The agency has capped administrative or paid leave for misbehaving employees to 10 days with limited exceptions. Further, EPA has streamlined its disciplinary process. In addition, senior EPA officials and staff with the inspector general are meeting twice a week to discuss misconduct cases.
"We feel in the last year we made considerable progress moving forward," Meiburg said. "The interaction involving the inspector general has been tremendously important."
Sullivan agreed, saying, "The biweekly meetings have dramatically improved the process."
Meiburg also found his legal status as deputy administrator under scrutiny at today’s hearing. Rep. Paul Gosar (R-Ariz.) stated that Meiburg was not allowed under federal law to serve in a position on an acting basis that he also has been nominated for.
Gosar, who has pushed for the impeachment of EPA Administrator Gina McCarthy, said having Meiburg serve as deputy was another instance of EPA’s "blatant disregard for the law."
"I think you should step down, as well," Gosar said. "You cannot serve as the acting official when you are nominated to fill that post permanently. It’s against the law. It’s plain and simple."
Gosar’s statement rests on a recent appeals court decision and the Federal Vacancies Reform Act. Meiburg defended his right to serve as EPA’s deputy, and so has the agency in the past (E&ENews PM, May 2).
In a statement today, Monica Lee, an EPA spokeswoman, said the Obama administration was relying on guidance from the Justice Department on the vacancies law on whether individuals may serve in an acting capacity while their nominations are pending before the Senate.

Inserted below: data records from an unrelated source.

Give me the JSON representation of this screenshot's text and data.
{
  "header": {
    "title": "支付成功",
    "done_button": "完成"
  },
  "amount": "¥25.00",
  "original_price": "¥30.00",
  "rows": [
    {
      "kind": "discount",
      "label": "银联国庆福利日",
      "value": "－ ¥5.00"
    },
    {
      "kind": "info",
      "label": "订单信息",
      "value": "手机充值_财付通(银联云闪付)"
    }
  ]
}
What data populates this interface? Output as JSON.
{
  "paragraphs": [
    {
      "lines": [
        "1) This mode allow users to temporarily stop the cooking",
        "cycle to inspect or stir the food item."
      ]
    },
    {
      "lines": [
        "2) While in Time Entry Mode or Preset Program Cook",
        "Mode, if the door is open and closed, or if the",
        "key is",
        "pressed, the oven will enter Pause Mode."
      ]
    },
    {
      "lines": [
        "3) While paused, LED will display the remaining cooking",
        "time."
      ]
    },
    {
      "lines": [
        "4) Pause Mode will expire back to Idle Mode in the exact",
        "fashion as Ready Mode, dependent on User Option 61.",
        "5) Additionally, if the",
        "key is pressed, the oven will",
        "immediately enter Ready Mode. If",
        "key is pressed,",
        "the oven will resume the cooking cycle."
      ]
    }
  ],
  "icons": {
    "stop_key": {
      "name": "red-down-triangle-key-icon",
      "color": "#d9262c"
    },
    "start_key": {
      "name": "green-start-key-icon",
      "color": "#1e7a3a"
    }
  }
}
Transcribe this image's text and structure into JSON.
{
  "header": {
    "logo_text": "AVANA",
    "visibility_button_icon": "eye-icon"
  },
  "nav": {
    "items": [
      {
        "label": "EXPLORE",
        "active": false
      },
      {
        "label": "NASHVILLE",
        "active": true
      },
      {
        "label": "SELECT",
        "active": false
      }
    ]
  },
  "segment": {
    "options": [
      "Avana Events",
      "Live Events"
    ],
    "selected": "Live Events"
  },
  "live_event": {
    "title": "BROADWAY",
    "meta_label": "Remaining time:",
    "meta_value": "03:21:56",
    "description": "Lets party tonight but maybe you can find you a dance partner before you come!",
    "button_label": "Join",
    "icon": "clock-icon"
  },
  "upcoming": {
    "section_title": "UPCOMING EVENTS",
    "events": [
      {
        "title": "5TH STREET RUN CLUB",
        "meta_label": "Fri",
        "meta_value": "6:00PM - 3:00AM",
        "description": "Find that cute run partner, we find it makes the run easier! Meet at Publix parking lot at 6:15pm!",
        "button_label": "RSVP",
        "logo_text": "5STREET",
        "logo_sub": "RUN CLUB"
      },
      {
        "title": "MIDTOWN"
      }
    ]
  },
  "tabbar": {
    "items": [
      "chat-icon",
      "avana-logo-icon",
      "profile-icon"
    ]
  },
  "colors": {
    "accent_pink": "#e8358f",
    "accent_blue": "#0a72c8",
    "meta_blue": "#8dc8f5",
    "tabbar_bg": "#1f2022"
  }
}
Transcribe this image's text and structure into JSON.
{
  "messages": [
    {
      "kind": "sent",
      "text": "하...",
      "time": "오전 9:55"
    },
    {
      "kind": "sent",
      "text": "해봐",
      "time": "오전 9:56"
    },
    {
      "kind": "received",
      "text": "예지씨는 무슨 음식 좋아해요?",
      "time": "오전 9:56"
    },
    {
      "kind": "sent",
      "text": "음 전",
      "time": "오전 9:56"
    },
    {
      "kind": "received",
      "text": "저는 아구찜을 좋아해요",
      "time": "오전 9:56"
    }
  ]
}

"The administration continues to rely upon that guidance, and we firmly believe that Acting Deputy Administrator Meiburg is acting within the confines of the law," Lee said.